→ **Problem requirements**: Every line in the data below that holds "structure" should be found and copied.

Exercise inputs section start

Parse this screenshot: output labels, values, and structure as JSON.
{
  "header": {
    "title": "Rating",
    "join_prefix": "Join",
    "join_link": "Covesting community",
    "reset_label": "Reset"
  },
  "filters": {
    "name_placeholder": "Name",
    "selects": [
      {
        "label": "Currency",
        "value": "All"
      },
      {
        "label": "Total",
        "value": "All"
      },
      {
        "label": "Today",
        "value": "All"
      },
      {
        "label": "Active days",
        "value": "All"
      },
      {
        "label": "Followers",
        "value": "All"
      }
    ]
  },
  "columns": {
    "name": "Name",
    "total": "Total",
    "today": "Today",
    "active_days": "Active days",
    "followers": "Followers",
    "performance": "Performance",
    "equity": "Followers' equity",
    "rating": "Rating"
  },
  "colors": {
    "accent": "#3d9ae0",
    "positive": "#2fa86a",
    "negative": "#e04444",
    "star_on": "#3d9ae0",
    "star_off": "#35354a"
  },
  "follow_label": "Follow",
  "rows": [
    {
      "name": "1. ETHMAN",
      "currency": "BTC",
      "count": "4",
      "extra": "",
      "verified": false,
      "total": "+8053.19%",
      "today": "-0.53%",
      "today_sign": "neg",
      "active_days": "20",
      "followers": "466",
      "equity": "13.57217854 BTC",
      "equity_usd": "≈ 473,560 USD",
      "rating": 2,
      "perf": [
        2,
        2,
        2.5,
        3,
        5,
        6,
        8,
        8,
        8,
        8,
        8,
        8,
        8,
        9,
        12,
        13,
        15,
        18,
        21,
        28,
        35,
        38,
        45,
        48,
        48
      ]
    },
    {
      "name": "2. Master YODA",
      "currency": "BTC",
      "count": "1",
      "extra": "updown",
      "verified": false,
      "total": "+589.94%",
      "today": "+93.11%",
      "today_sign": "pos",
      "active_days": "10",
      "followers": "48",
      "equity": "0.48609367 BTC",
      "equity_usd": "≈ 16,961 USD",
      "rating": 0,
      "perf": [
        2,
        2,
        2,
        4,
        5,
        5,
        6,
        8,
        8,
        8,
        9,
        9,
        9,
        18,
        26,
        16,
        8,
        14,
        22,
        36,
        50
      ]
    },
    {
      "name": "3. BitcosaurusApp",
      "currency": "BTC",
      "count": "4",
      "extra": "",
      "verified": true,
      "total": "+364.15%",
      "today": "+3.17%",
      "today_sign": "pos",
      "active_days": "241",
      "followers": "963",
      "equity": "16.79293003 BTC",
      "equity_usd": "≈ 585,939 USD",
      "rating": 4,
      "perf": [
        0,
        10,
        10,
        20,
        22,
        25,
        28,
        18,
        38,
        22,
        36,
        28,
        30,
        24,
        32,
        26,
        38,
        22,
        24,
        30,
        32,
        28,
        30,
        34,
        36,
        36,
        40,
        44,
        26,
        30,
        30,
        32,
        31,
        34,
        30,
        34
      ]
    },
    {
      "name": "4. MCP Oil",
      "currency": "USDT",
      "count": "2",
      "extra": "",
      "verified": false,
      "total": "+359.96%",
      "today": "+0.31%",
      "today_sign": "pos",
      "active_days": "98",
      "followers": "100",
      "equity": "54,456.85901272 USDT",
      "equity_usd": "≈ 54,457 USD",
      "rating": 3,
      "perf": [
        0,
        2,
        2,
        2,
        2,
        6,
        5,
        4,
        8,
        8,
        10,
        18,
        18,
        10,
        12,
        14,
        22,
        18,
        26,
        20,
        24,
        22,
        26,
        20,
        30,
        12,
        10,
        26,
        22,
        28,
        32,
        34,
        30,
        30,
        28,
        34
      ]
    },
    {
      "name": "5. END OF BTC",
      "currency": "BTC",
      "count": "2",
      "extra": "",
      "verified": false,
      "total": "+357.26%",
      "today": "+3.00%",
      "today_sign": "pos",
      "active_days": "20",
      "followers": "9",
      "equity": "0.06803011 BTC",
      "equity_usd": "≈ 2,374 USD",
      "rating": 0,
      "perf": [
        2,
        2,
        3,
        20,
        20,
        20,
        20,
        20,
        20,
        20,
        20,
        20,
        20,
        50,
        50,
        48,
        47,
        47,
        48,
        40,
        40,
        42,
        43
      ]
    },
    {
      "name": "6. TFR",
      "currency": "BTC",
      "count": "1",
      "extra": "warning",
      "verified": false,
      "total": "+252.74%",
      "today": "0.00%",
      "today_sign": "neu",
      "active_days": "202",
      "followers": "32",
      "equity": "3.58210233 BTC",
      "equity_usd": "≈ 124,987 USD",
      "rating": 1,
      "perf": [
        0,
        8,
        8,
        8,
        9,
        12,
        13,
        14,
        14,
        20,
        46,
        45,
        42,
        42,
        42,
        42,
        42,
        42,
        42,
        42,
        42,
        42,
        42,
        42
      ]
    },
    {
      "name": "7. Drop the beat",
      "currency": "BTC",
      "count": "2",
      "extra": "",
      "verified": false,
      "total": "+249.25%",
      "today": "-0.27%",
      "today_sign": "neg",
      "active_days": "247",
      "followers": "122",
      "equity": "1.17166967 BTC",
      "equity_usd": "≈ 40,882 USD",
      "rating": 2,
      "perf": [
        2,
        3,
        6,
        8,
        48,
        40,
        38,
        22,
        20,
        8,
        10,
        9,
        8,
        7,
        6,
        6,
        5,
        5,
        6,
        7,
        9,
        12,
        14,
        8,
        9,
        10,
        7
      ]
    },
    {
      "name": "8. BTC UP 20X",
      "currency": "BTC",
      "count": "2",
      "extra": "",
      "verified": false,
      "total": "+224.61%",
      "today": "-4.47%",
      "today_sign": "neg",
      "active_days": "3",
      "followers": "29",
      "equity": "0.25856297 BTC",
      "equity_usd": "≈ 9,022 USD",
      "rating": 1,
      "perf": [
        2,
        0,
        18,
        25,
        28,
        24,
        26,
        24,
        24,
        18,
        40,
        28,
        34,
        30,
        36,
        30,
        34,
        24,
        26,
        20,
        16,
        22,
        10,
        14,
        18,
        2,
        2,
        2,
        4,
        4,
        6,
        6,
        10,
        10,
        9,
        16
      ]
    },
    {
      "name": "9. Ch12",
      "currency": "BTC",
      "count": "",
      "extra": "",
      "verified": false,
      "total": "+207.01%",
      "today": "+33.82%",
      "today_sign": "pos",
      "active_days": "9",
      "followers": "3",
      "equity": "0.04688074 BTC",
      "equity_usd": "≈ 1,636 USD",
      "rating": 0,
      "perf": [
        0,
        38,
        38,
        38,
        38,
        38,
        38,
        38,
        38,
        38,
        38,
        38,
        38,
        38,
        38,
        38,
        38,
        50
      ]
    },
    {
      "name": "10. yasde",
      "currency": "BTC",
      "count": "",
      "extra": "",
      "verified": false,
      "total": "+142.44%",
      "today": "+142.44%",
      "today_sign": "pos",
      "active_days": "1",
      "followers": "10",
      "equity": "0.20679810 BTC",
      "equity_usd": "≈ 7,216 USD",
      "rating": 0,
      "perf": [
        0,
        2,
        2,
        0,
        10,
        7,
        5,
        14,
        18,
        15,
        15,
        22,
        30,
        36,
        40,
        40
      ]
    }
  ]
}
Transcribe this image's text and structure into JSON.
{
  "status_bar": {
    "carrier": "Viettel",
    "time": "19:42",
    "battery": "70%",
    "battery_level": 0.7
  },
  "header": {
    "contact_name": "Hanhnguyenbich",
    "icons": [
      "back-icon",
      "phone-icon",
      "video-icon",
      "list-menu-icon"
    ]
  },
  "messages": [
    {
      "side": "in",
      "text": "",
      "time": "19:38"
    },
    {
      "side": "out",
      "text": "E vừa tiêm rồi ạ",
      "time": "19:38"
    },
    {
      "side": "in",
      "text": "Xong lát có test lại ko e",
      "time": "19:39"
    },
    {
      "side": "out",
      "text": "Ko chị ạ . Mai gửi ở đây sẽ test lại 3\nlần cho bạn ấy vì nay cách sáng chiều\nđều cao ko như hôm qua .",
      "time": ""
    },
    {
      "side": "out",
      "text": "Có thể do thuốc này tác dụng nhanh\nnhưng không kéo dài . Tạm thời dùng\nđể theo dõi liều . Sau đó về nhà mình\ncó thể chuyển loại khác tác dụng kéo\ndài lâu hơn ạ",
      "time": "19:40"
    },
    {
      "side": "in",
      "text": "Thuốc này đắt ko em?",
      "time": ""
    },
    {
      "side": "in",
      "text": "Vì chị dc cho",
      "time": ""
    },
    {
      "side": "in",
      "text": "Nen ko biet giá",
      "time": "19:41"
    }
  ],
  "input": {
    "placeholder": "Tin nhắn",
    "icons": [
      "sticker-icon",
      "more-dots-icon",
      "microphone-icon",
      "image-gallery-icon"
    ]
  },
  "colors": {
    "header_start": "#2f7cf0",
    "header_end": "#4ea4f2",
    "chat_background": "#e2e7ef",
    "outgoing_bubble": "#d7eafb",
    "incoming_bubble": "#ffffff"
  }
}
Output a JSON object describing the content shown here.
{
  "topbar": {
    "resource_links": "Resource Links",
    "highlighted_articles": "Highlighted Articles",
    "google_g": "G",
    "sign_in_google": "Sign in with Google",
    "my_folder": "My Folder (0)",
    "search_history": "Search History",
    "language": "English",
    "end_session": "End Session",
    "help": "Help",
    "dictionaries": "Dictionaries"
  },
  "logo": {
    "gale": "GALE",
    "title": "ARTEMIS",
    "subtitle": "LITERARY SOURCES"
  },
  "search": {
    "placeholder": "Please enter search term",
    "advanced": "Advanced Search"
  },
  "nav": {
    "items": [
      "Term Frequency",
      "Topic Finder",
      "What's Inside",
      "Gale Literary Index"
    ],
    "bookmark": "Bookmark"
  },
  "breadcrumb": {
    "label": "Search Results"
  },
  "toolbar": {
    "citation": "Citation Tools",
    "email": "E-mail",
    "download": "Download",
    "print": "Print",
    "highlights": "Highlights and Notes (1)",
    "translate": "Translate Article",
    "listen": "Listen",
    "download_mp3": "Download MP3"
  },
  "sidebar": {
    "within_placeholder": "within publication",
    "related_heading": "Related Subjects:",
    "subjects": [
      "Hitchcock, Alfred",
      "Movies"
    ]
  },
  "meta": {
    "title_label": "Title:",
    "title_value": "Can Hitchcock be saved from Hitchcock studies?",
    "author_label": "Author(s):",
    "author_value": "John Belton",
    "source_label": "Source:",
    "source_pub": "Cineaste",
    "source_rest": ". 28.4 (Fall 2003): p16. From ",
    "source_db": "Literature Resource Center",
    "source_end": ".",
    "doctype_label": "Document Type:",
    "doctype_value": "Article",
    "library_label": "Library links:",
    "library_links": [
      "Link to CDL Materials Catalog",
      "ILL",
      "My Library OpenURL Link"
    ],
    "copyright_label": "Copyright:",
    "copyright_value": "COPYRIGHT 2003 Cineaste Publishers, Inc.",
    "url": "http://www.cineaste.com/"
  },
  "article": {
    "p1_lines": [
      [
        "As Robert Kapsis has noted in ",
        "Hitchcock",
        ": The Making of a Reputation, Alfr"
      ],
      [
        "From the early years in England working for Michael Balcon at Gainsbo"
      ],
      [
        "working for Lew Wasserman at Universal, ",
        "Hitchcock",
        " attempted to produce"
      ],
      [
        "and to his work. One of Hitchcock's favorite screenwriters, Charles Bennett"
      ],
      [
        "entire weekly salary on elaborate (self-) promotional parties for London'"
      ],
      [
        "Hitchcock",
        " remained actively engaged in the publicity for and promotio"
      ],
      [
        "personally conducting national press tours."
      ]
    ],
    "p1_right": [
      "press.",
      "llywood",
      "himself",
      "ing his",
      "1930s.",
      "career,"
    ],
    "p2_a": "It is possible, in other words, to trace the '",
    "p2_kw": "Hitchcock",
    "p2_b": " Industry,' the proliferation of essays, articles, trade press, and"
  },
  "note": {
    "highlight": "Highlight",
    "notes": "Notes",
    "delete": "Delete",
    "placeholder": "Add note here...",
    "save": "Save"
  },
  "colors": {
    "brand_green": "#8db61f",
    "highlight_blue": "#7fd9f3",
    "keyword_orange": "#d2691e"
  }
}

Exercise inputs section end

→ **Written solution**:
Parse this screenshot: output labels, values, and structure as JSON.
Transcribe this image's text and structure into JSON.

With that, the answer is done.